A discussion starter about end of life care has been specifically developed for Aboriginal and Torres Strait Islander people.
The Dying to Talk resources include a culturally appropriate step-by-step guide to make those difficult discussions about death that bit easier and a set of cards that can be used as a tool to start the conversations.
Launching the resources today, Minister for Aged Care, Ken Wyatt AM said that starting a discussion about dying is never easy and can be hard when we want to talk to our families and friends about dying but they don’t want to listen.
“Sometimes, we put these discussions off because its confronting and we don’t want to face our own mortality,” he said.
“No matter what the reasons, I am very grateful to live in a country that has such a strong palliative care system in place and palliative care health professionals who help us tackle these discussions.
“I hope that today, with the launch of these new resources, we edge a little closer to making these conversations less difficult and more open.”
“Throughout the pages of the discussion paper and on the cards it asks us to consider a number of critical questions,” Minister Wyatt said.
“It’s structured.

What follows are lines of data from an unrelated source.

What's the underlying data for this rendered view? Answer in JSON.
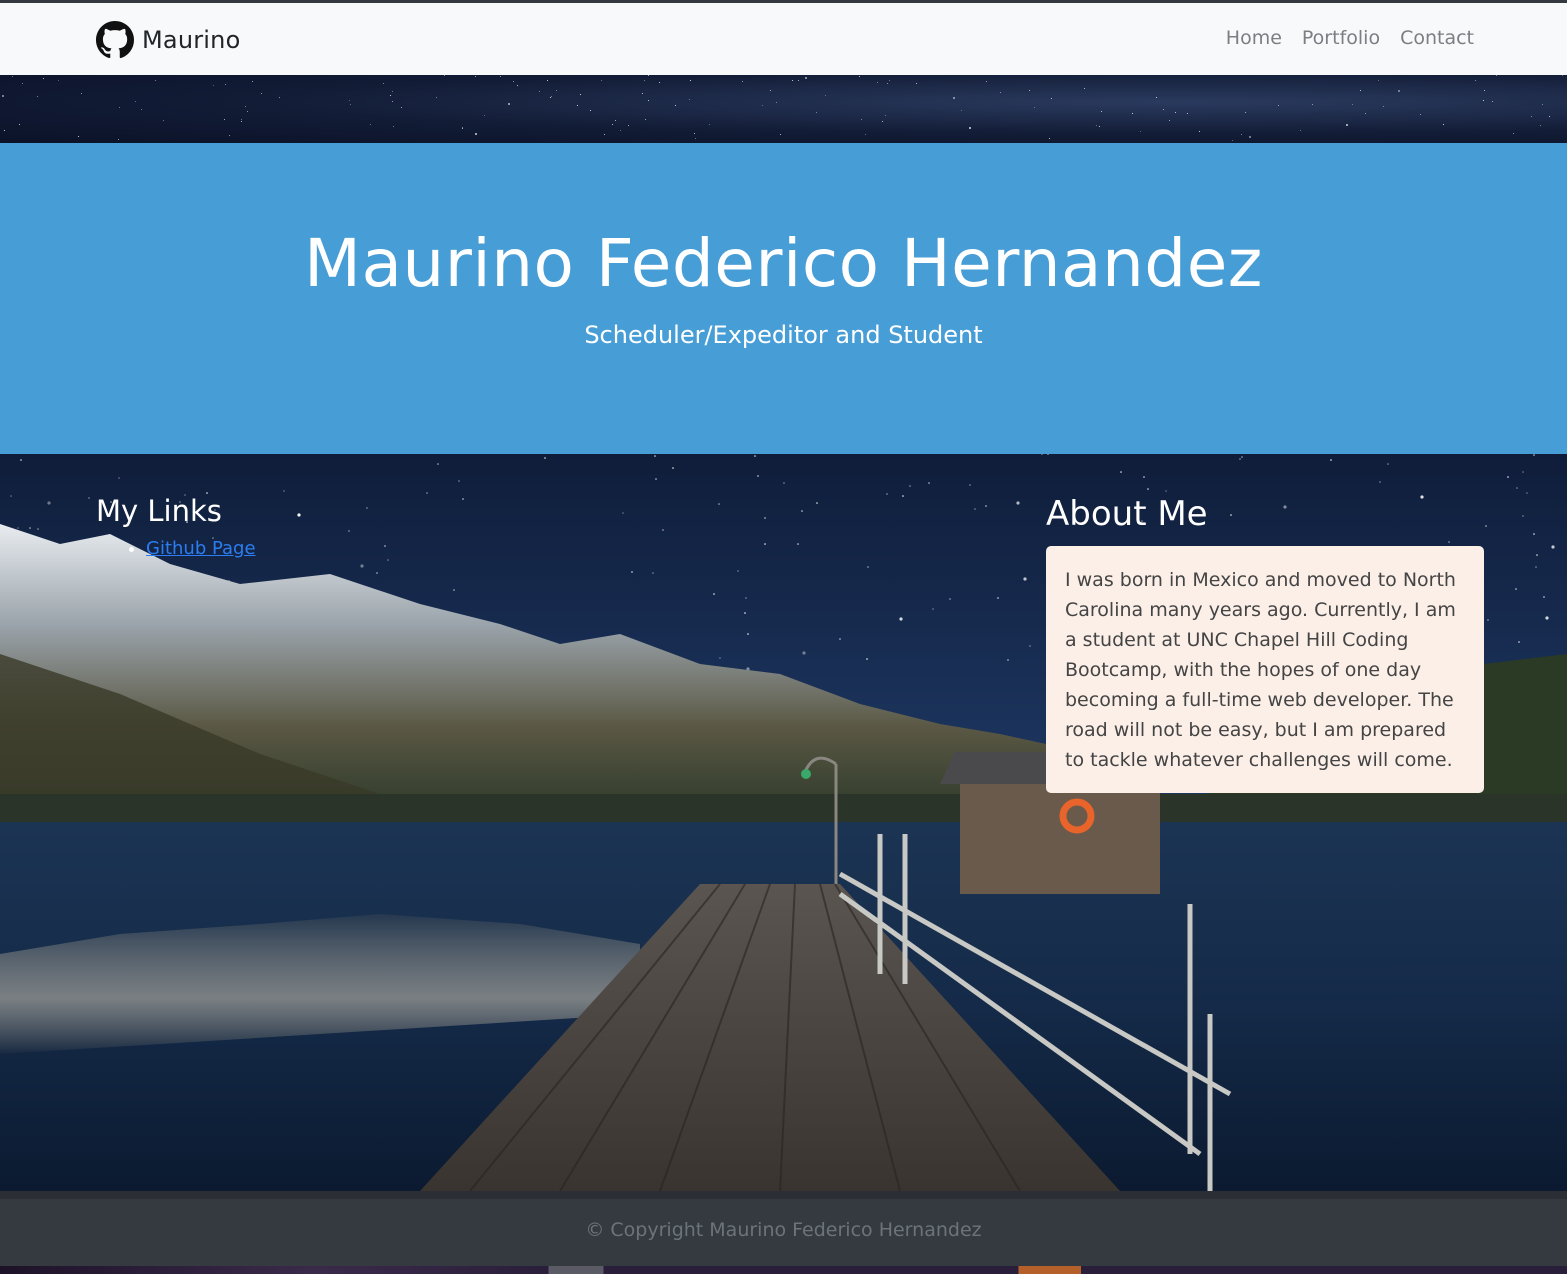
{
  "navbar": {
    "brand": "Maurino",
    "links": [
      "Home",
      "Portfolio",
      "Contact"
    ]
  },
  "hero": {
    "title": "Maurino Federico Hernandez",
    "subtitle": "Scheduler/Expeditor and Student"
  },
  "links_section": {
    "heading": "My Links",
    "items": [
      "Github Page"
    ]
  },
  "about": {
    "heading": "About Me",
    "body": "I was born in Mexico and moved to North Carolina many years ago. Currently, I am a student at UNC Chapel Hill Coding Bootcamp, with the hopes of one day becoming a full-time web developer. The road will not be easy, but I am prepared to tackle whatever challenges will come."
  },
  "footer": {
    "copyright": "© Copyright Maurino Federico Hernandez"
  },
  "icons": {
    "brand_icon": "github-icon"
  },
  "colors": {
    "hero_bg": "#479dd6",
    "navbar_bg": "#f8f9fa",
    "footer_bg": "#343a40",
    "about_card_bg": "#fbefe8",
    "link": "#2c7df0"
  }
}
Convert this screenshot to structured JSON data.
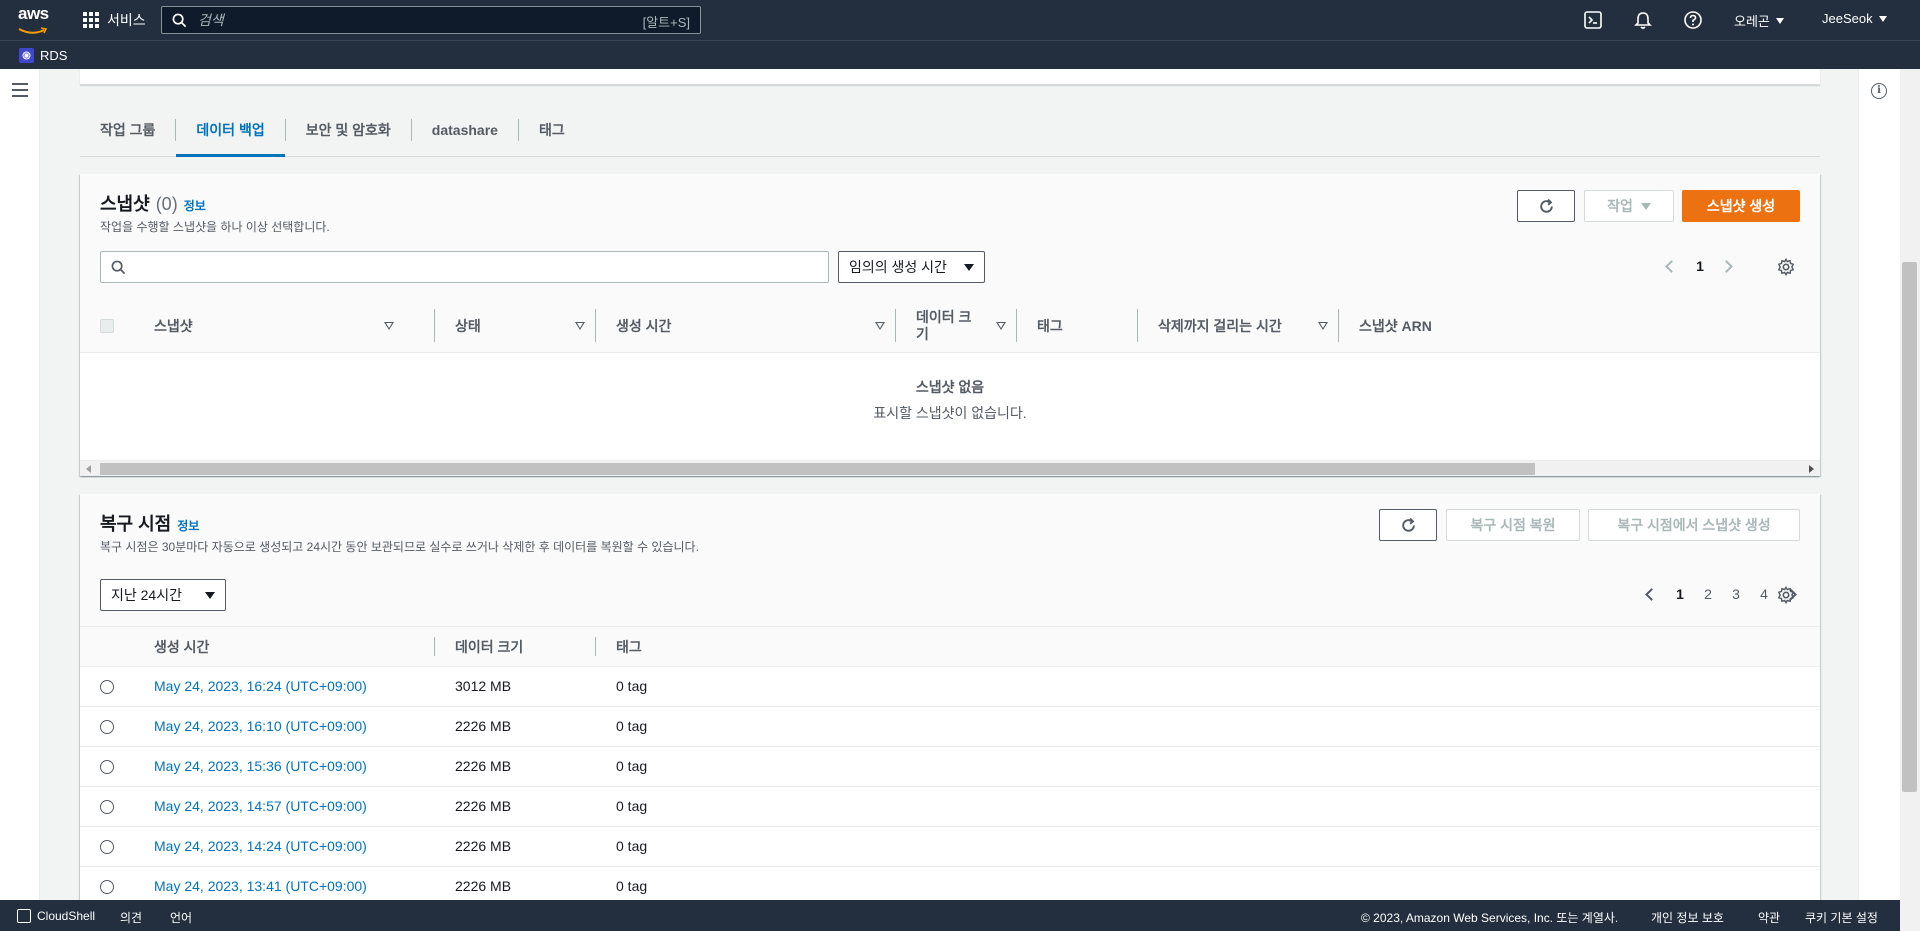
{
  "topnav": {
    "logo_text": "aws",
    "services_label": "서비스",
    "search_placeholder": "검색",
    "search_shortcut": "[알트+S]",
    "region_label": "오레곤",
    "user_label": "JeeSeok",
    "icons": [
      "cloudshell-icon",
      "bell-icon",
      "help-icon"
    ]
  },
  "subnav": {
    "service_label": "RDS"
  },
  "tabs": [
    {
      "label": "작업 그룹",
      "active": false
    },
    {
      "label": "데이터 백업",
      "active": true
    },
    {
      "label": "보안 및 암호화",
      "active": false
    },
    {
      "label": "datashare",
      "active": false
    },
    {
      "label": "태그",
      "active": false
    }
  ],
  "snapshots": {
    "title": "스냅샷",
    "count": "(0)",
    "info_label": "정보",
    "description": "작업을 수행할 스냅샷을 하나 이상 선택합니다.",
    "actions_label": "작업",
    "create_label": "스냅샷 생성",
    "search_value": "",
    "filter_select": "임의의 생성 시간",
    "page": "1",
    "columns": [
      "스냅샷",
      "상태",
      "생성 시간",
      "데이터 크기",
      "태그",
      "삭제까지 걸리는 시간",
      "스냅샷 ARN"
    ],
    "empty_title": "스냅샷 없음",
    "empty_subtitle": "표시할 스냅샷이 없습니다."
  },
  "restore": {
    "title": "복구 시점",
    "info_label": "정보",
    "description": "복구 시점은 30분마다 자동으로 생성되고 24시간 동안 보관되므로 실수로 쓰거나 삭제한 후 데이터를 복원할 수 있습니다.",
    "restore_button": "복구 시점 복원",
    "create_snapshot_button": "복구 시점에서 스냅샷 생성",
    "range_select": "지난 24시간",
    "pages": [
      "1",
      "2",
      "3",
      "4"
    ],
    "current_page": "1",
    "columns": [
      "생성 시간",
      "데이터 크기",
      "태그"
    ],
    "rows": [
      {
        "time": "May 24, 2023, 16:24 (UTC+09:00)",
        "size": "3012 MB",
        "tags": "0 tag"
      },
      {
        "time": "May 24, 2023, 16:10 (UTC+09:00)",
        "size": "2226 MB",
        "tags": "0 tag"
      },
      {
        "time": "May 24, 2023, 15:36 (UTC+09:00)",
        "size": "2226 MB",
        "tags": "0 tag"
      },
      {
        "time": "May 24, 2023, 14:57 (UTC+09:00)",
        "size": "2226 MB",
        "tags": "0 tag"
      },
      {
        "time": "May 24, 2023, 14:24 (UTC+09:00)",
        "size": "2226 MB",
        "tags": "0 tag"
      },
      {
        "time": "May 24, 2023, 13:41 (UTC+09:00)",
        "size": "2226 MB",
        "tags": "0 tag"
      }
    ]
  },
  "footer": {
    "cloudshell": "CloudShell",
    "feedback": "의견",
    "language": "언어",
    "copyright": "© 2023, Amazon Web Services, Inc. 또는 계열사.",
    "privacy": "개인 정보 보호",
    "terms": "약관",
    "cookies": "쿠키 기본 설정"
  },
  "colors": {
    "nav_bg": "#232f3e",
    "link": "#0073bb",
    "primary": "#ec7211"
  }
}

It’s succinct. It’s clear. It helps start the discussion about what would happen if you or a loved one were sick.”
“When you are sick, what would happen to your family? What would happen to your belongings? What sort of health care do you want? How important is it to visit country? How important is it to be on country when you die?”
“These are all questions that need to be asked, and answered when we are still able to make our wishes known to the people we care about.”
Palliative Care Australia received $95,000 in Commonwealth funding to develop the Dying toTalk resources which were co-designed with the support of the Congress of Aboriginal and Torres Strait Islander Nurses and Midwives, Indigenous Allied Health Australia and the Australian Indigenous Doctors’ Association.
“The resources will be distributed across Australia to Aboriginal Medical Services and Aboriginal Health Services which will in turn help Aboriginal and Torres Strait Islander people start a discussion about dying in a way that is helpful, constructive and compassionate,” Minister Wyatt said.
“It will help Aboriginal and Torres Strait Islander people have the most difficult of discussions, with respect and dignity.”